___ ENTRIES PROVIDED ___

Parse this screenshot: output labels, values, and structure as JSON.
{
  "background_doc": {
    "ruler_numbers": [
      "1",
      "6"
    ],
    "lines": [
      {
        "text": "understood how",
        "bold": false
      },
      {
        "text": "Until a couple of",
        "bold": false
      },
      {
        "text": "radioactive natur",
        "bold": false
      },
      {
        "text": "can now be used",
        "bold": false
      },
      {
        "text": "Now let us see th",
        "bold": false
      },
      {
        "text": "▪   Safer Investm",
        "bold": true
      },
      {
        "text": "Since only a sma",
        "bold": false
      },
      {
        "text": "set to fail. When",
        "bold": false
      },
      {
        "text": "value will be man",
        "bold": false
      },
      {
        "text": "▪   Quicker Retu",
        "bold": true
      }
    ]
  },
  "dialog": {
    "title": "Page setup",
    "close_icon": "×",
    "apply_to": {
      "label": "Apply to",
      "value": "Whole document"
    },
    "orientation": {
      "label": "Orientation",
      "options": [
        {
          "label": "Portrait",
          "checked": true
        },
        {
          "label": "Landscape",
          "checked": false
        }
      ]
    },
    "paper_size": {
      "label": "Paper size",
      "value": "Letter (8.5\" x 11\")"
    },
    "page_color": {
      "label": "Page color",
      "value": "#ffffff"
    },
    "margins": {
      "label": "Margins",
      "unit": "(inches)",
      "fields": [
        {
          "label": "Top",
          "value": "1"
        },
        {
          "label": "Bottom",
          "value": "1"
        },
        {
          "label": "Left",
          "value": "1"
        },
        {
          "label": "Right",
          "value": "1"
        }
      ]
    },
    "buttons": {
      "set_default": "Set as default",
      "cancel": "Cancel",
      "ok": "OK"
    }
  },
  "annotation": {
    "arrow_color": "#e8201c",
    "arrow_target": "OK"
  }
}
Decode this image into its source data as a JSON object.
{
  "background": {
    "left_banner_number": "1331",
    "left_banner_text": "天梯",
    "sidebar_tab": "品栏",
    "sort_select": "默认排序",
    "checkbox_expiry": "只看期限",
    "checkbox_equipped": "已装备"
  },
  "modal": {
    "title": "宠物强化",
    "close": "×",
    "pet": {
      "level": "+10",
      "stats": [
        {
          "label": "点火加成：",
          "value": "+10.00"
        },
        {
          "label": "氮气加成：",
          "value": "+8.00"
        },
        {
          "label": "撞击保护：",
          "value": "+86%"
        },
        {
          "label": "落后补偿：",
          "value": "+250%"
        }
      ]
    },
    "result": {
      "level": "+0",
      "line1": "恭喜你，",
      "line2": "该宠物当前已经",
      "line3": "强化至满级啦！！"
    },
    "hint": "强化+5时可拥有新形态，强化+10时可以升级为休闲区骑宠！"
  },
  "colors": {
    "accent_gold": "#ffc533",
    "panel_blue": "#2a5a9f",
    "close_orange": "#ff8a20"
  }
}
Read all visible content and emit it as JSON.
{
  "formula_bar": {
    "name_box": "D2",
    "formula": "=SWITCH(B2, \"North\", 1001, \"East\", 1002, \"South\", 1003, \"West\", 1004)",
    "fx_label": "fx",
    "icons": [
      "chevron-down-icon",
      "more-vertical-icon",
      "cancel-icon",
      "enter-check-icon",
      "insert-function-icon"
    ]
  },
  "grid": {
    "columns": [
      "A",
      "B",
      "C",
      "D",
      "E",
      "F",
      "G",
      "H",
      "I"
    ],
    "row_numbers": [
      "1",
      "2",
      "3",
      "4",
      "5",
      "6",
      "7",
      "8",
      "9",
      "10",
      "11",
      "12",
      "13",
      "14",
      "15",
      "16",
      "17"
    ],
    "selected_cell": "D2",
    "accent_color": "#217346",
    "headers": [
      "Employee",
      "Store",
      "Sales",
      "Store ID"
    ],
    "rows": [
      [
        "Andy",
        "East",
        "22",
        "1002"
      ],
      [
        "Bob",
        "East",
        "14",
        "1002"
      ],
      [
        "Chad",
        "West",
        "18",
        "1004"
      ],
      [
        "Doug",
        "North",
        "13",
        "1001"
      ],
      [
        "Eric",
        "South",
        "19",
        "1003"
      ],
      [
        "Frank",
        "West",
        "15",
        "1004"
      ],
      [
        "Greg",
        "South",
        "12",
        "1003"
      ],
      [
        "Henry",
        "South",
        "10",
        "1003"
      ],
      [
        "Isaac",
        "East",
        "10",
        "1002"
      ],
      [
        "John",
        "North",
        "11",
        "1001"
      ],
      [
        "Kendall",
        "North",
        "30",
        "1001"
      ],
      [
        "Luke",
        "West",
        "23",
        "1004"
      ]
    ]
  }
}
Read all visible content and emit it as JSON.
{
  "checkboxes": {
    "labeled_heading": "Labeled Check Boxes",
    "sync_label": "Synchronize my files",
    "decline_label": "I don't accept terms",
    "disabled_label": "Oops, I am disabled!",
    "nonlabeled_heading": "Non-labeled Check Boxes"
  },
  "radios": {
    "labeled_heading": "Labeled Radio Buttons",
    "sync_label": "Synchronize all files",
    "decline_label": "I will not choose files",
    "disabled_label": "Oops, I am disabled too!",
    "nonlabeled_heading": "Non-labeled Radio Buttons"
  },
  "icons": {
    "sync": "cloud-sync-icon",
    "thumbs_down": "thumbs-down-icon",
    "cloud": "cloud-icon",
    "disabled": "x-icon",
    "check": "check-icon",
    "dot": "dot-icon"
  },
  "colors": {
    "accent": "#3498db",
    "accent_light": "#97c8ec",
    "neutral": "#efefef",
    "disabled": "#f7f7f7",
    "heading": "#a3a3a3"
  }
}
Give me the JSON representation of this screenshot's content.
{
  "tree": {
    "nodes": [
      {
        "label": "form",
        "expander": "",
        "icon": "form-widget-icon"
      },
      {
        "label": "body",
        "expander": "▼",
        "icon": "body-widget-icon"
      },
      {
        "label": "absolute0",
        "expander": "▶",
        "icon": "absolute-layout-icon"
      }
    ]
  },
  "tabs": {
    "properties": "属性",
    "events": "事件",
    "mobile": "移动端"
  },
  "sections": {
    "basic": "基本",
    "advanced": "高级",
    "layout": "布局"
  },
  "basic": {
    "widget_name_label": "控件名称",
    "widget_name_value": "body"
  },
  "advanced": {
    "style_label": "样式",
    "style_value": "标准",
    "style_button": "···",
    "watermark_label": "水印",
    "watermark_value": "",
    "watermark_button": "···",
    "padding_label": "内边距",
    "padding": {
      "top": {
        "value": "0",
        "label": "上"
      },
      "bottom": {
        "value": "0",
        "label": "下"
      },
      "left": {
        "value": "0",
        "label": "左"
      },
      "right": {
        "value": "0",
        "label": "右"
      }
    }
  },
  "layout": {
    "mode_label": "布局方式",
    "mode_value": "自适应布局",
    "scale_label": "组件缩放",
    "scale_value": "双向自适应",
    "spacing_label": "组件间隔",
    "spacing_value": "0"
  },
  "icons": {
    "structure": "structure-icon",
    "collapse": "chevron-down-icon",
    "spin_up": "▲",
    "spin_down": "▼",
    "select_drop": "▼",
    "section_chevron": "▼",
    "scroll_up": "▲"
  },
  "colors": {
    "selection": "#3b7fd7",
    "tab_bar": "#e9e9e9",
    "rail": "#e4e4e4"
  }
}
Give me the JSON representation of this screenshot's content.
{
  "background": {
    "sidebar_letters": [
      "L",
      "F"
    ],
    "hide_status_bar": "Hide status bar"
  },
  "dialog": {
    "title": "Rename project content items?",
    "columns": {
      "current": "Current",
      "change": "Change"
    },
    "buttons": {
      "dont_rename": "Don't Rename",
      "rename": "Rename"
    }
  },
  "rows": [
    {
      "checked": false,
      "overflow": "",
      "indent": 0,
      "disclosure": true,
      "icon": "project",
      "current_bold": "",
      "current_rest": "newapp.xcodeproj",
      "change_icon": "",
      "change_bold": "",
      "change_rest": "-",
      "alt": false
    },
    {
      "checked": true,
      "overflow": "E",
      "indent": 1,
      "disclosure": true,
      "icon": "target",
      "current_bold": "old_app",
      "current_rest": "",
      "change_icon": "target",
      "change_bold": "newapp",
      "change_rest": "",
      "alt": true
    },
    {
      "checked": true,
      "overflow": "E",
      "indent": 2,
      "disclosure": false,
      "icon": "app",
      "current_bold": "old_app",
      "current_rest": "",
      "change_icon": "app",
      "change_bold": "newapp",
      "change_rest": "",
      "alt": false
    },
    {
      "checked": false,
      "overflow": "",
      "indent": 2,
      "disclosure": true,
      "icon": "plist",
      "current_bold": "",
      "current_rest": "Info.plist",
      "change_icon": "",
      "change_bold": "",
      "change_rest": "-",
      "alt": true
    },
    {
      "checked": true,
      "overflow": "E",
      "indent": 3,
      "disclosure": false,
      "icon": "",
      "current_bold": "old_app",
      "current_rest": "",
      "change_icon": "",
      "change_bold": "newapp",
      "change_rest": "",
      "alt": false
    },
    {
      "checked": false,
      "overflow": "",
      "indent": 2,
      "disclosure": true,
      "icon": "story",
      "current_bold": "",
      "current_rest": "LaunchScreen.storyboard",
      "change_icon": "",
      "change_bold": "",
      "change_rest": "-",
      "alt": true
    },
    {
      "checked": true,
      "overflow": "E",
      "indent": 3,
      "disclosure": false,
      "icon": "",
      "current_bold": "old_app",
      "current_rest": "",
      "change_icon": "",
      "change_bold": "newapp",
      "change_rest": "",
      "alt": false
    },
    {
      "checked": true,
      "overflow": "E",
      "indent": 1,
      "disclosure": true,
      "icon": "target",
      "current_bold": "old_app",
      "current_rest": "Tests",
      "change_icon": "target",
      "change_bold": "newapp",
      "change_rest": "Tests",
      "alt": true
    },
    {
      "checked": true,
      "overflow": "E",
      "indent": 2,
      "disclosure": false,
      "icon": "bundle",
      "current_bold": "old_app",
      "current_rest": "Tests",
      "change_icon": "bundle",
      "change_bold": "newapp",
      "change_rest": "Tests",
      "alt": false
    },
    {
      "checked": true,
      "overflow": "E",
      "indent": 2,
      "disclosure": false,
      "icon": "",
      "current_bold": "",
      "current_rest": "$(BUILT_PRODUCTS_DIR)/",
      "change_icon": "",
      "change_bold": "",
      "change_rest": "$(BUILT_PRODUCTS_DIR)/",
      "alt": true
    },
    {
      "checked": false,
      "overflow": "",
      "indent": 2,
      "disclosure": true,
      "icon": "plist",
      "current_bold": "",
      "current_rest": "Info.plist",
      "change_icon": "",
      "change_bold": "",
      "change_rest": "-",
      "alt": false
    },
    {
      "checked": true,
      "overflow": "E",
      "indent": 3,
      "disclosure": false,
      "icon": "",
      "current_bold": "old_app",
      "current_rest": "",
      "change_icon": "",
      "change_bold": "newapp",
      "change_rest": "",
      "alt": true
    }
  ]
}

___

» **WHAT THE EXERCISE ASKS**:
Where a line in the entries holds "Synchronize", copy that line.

» **YOUR SOLUTION**:
    "sync_label": "Synchronize my files",
    "sync_label": "Synchronize all files",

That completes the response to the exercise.